Remember, faith is not a feeling. Faith is simply believing that God will do what he said, even when it doesn’t feel like it. I can guarantee that when you’re depressed, it won’t feel like God is faithful. But that feeling simply is not true. Don’t believe it.
John Calvin, a pastor acutely sensitive to the imperfect feeling of our faith, says that true faith “clings so fast to the inmost parts that, however it seems to be shaken or to bend this way or that, its light is never so extinguished or snuffed out that it does not at least lurk as it were beneath the ashes” (Institutes). Like David prays in Psalm 139:11–12, our faith may often slip away from our sight, but it does not slip away from God who gave it in the first place.
Separate your feelings from the truth.
2. Find a friend to remind you of the truth.
Depression gets you stuck inside your head. Your brain becomes a swirling mass of half-truths and distorted perceptions. Up seems down; truth seems stranger than fiction. It’s impossible to think straight. It’s like looking upside down in a hall of darkened mirrors.
During these times, I need someone to tell me the truth. Not in a corrective way or as an exhortation, but simply as an anchor. I need someone to say, “Listen, here’s what’s true. I know it doesn’t feel true, but it’s true. Right now, you feel like you are doomed. But God is with you. He loves you and won’t let you go.”
If you’re depressed, one of your greatest temptations is to shut people out. And I get that. It’s really hard to let people into the cage of your life. But you need someone to gently remind you of what’s real; a faithful friend to walk through the valley of depression with you.
When your friend speaks the truth to you, it gives you something to grab onto. In the moments of darkness, don’t believe what your mind is telling you. Believe the words of your faithful friend.
3. Give sunshine to the soul.
There is an intimate connection between the body and soul. The body often charts the way forward and the soul follows in the wake. When your body is deeply sick, it pulls your soul downward, like a weight tied around the ankle.
I’ve found that one of the most effective methods for increasing my faith begins with my body. When I exercise or go for a walk or sit in the sunshine, my body feels better. Blood and oxygen pump through my body, refreshing and nurturing it. When I feel better, I think more clearly and see things more accurately.
When I think more clearly, I can more easily process and embrace God’s promises.
When I embrace God’s promises, my faith surges.
Charles Spurgeon, who often fought depression, said,
If you’re depressed, embrace the sunshine. Go for a walk or a jog. Sit on your porch and feel the warmth on your face. Drink your coffee and watch the sun rise.
You won’t feel like it. You’ll want to hole up in the darkness of your room or stay in bed. But just twenty minutes in the sun can do wonders for the darkened brain and the sunken soul.
A Grip Stronger Than Your Own
Ultimately, your hope in depression hinges on Jesus.
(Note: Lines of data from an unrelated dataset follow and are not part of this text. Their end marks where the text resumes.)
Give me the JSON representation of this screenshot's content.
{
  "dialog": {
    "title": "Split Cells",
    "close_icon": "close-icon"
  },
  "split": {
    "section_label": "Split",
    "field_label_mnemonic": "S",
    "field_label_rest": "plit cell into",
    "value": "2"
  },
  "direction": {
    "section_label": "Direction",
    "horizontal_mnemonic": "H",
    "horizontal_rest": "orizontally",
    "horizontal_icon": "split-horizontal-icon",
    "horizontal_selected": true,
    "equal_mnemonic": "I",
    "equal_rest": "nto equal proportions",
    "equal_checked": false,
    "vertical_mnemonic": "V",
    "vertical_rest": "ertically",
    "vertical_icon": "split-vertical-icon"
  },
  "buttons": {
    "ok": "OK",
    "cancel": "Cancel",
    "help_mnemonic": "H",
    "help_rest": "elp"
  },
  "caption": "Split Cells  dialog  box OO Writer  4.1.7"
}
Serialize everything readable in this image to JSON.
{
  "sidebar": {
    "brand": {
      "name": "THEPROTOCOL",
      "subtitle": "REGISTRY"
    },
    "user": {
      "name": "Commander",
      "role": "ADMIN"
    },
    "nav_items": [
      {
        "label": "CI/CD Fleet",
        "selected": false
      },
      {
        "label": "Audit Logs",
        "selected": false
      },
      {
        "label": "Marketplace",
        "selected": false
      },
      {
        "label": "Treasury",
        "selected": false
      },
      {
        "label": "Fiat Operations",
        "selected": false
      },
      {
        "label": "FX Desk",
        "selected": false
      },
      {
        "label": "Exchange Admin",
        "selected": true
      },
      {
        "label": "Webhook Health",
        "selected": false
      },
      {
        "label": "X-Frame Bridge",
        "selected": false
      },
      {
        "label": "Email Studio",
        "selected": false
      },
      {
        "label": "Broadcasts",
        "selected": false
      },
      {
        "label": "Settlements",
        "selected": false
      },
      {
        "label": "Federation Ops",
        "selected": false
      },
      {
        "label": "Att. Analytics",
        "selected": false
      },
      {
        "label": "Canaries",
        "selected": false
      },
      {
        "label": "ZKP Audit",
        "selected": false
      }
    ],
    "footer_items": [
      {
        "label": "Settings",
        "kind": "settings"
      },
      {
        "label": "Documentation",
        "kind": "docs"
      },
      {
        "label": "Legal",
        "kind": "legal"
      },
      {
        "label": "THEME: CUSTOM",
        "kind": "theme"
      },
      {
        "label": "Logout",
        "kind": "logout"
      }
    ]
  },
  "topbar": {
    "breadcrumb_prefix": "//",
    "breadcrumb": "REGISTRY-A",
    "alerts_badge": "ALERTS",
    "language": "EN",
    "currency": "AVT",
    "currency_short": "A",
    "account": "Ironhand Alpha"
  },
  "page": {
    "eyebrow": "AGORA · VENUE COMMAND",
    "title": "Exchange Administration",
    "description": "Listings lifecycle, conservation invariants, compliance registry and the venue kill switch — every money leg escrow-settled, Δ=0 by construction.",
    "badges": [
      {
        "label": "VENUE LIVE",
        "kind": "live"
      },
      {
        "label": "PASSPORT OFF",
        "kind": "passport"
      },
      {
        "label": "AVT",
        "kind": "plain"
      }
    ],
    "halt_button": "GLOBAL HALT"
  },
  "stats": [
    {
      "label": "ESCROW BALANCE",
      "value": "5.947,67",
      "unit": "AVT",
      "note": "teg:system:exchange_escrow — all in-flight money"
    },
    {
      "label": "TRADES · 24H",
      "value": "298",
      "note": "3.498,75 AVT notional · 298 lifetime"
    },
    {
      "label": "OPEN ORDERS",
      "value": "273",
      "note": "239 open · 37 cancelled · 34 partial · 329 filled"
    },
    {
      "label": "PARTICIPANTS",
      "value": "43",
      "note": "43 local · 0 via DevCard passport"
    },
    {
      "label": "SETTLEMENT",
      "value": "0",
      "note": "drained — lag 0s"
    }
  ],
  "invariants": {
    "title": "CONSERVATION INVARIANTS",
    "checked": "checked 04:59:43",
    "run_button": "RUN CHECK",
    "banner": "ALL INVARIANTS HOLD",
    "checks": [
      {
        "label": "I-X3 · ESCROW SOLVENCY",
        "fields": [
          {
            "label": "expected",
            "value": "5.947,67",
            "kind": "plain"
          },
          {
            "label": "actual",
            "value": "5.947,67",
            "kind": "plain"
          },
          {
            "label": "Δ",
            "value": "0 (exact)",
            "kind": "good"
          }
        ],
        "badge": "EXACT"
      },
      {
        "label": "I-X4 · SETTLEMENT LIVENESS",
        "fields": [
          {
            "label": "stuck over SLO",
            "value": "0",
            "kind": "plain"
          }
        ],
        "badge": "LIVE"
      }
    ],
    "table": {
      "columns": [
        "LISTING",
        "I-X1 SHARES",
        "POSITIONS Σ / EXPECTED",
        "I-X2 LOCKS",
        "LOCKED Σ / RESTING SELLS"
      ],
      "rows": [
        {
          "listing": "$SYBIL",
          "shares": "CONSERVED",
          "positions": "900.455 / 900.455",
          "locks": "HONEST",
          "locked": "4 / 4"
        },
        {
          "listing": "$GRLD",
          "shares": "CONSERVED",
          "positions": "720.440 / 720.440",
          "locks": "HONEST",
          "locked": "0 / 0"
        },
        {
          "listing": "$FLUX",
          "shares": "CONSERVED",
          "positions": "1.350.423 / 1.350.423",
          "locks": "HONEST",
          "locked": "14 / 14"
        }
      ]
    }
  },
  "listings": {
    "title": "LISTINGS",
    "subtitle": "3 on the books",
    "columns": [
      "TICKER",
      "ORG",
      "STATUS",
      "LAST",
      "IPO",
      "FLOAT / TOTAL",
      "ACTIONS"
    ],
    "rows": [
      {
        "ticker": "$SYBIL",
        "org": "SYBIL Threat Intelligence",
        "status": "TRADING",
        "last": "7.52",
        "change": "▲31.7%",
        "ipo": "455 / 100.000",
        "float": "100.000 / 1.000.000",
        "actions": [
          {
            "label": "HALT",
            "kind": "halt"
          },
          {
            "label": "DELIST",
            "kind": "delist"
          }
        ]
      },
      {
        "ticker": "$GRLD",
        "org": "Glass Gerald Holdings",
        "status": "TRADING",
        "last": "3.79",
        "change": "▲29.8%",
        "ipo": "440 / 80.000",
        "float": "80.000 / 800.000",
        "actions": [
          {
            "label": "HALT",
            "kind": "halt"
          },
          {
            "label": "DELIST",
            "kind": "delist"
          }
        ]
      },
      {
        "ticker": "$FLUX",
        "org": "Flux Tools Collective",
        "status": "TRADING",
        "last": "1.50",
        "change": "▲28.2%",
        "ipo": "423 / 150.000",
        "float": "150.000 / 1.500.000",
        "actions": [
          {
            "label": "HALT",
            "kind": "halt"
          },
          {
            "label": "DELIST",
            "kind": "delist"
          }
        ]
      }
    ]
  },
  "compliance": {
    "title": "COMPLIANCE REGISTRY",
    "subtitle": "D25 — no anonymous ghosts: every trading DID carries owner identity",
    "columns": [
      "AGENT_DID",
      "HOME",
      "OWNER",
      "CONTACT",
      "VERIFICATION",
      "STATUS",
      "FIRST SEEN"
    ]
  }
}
He’s holding onto you even when it feels like you’re free falling. You may be in the dark, but your Shepherd is walking right beside you. He knows what it’s like to be overwhelmed by grief and swallowed by bleakness.
Your grip on life may falter, but his grip on you won’t.